- WORK ITEM
Looking at the entries, how many lines hold the word "your"? State the number by itself.

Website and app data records
»»

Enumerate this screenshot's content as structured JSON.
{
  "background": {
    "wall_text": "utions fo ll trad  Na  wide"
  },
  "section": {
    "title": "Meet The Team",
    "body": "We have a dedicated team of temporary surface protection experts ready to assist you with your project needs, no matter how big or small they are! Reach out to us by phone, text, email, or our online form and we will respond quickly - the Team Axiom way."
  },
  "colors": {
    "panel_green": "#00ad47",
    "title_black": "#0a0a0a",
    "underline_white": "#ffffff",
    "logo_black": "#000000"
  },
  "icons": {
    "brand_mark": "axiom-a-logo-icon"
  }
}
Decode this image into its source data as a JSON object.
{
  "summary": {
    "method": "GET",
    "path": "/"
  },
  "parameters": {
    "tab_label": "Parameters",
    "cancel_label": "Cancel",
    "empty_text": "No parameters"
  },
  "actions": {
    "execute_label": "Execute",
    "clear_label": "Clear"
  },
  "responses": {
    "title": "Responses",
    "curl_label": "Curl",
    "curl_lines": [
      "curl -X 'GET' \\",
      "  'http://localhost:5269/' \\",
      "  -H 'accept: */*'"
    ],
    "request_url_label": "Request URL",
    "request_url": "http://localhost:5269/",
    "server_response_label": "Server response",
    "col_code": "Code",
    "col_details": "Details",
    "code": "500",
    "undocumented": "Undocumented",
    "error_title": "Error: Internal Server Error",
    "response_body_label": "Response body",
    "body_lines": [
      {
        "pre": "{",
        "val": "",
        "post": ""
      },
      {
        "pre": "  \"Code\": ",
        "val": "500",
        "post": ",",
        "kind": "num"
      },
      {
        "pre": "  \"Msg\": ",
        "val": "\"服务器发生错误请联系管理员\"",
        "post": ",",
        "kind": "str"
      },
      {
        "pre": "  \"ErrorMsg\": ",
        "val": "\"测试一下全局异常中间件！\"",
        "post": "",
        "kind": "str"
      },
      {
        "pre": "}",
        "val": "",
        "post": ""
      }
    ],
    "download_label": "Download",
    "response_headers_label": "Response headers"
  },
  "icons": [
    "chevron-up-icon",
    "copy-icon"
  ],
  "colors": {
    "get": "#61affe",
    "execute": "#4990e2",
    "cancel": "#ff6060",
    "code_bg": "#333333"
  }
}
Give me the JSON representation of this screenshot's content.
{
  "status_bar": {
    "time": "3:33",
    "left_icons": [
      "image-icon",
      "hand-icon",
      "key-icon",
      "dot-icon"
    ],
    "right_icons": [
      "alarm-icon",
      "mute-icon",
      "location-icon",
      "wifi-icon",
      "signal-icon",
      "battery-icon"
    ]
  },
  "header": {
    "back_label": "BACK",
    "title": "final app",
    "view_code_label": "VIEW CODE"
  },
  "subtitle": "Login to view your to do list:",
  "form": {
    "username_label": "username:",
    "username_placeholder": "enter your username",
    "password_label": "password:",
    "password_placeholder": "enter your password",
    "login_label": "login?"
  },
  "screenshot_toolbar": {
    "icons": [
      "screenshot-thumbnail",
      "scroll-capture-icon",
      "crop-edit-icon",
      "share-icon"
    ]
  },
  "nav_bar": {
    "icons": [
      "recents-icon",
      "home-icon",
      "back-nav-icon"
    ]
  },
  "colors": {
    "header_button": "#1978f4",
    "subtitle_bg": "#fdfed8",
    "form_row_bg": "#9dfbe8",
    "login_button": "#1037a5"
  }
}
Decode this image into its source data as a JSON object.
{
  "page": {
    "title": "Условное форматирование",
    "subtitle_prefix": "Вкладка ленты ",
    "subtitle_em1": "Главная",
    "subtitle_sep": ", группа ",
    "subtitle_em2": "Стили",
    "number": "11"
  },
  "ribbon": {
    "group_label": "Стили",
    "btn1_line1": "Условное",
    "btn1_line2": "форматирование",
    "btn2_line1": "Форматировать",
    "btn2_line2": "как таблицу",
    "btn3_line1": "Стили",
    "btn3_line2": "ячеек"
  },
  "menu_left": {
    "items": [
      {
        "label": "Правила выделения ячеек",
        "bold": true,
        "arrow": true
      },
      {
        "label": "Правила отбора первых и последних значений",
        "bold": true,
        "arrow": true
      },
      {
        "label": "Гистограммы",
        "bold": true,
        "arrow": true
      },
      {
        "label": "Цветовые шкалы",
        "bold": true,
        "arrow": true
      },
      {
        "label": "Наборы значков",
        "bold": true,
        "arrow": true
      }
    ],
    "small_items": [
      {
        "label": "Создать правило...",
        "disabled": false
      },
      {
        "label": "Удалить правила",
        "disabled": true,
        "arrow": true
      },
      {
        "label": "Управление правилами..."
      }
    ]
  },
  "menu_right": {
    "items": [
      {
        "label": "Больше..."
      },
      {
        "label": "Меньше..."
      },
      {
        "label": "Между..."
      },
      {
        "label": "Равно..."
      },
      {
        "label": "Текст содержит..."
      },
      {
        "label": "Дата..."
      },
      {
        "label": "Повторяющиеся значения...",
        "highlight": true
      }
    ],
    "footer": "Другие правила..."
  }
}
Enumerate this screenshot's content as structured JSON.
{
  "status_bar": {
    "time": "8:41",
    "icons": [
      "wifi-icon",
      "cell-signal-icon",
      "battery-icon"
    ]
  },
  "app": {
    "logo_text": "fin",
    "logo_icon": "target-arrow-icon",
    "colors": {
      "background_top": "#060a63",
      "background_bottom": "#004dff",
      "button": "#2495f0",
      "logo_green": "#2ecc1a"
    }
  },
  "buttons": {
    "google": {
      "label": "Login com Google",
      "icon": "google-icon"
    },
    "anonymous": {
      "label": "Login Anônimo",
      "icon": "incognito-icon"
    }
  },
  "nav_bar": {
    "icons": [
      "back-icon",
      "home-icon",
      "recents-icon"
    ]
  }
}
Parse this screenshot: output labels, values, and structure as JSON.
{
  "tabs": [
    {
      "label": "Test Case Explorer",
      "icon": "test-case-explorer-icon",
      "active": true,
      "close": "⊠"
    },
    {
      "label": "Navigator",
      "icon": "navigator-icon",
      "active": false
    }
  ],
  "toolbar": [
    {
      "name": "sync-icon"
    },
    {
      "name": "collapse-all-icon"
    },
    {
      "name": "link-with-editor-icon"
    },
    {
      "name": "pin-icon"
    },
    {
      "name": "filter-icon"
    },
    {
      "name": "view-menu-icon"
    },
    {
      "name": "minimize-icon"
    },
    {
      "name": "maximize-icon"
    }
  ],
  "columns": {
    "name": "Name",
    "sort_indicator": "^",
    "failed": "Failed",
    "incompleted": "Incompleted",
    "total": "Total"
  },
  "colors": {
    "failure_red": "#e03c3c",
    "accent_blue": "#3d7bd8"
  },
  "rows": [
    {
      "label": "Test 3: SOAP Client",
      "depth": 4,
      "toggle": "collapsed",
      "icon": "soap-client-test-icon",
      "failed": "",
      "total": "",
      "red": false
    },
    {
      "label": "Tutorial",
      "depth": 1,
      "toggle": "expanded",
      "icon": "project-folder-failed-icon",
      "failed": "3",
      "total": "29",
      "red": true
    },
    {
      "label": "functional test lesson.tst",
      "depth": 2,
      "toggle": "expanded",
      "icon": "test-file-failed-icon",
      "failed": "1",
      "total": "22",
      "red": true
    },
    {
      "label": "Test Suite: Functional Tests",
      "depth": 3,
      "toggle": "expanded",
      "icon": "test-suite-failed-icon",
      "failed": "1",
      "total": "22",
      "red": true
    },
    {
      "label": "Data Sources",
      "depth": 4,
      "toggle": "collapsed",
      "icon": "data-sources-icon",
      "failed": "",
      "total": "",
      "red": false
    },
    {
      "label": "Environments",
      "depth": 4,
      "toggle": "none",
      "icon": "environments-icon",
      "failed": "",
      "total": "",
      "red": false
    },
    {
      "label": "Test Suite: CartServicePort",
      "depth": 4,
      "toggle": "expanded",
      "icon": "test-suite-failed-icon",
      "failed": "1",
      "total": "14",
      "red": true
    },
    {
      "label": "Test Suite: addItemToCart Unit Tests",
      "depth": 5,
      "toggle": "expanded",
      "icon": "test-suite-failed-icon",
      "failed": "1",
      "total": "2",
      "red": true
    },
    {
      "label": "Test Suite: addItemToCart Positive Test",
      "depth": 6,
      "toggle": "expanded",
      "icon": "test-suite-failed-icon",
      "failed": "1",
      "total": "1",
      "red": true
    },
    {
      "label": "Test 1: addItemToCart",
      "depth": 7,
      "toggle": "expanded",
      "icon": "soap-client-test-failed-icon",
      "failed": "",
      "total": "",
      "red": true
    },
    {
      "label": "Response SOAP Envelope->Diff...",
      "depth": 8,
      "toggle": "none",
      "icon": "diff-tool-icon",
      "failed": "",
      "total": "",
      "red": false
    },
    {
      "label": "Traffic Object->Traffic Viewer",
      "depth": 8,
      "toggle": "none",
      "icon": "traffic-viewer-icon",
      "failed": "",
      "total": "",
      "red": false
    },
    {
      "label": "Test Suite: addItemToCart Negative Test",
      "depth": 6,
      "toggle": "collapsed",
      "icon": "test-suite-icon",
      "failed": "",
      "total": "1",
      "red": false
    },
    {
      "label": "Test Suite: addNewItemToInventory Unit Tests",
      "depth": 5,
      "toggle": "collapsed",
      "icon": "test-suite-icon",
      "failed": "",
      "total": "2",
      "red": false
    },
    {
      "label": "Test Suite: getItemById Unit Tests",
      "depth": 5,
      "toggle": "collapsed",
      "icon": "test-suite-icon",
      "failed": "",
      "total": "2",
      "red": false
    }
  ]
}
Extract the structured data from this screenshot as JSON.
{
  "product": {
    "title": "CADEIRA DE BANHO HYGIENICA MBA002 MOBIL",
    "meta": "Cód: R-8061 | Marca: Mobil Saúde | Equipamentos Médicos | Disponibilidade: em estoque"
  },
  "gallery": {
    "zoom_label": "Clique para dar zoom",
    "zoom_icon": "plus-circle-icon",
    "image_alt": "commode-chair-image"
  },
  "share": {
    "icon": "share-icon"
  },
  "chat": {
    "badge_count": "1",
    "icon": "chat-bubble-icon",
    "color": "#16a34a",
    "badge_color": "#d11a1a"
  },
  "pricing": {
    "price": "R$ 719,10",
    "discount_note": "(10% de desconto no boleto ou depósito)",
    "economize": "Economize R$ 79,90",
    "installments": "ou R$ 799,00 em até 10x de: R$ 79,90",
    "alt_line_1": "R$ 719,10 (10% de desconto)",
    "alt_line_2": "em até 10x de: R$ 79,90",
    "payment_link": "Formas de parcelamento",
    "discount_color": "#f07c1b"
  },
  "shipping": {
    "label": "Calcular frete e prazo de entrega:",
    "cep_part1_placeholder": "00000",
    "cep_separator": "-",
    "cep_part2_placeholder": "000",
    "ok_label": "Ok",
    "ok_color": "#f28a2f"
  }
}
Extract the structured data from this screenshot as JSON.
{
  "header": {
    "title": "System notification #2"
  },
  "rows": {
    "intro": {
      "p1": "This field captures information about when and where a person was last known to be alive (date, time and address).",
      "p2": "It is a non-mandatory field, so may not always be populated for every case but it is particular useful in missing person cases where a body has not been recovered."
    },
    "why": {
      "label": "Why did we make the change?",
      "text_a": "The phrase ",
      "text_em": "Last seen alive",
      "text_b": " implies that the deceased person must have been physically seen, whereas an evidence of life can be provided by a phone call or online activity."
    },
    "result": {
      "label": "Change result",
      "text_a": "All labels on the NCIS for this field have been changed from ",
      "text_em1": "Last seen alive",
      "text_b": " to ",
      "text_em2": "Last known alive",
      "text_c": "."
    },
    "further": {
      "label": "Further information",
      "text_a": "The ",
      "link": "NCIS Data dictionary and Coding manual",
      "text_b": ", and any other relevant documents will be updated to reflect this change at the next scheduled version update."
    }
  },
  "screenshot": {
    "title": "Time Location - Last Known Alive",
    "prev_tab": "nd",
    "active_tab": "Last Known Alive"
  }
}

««

- TASK ANSWER
4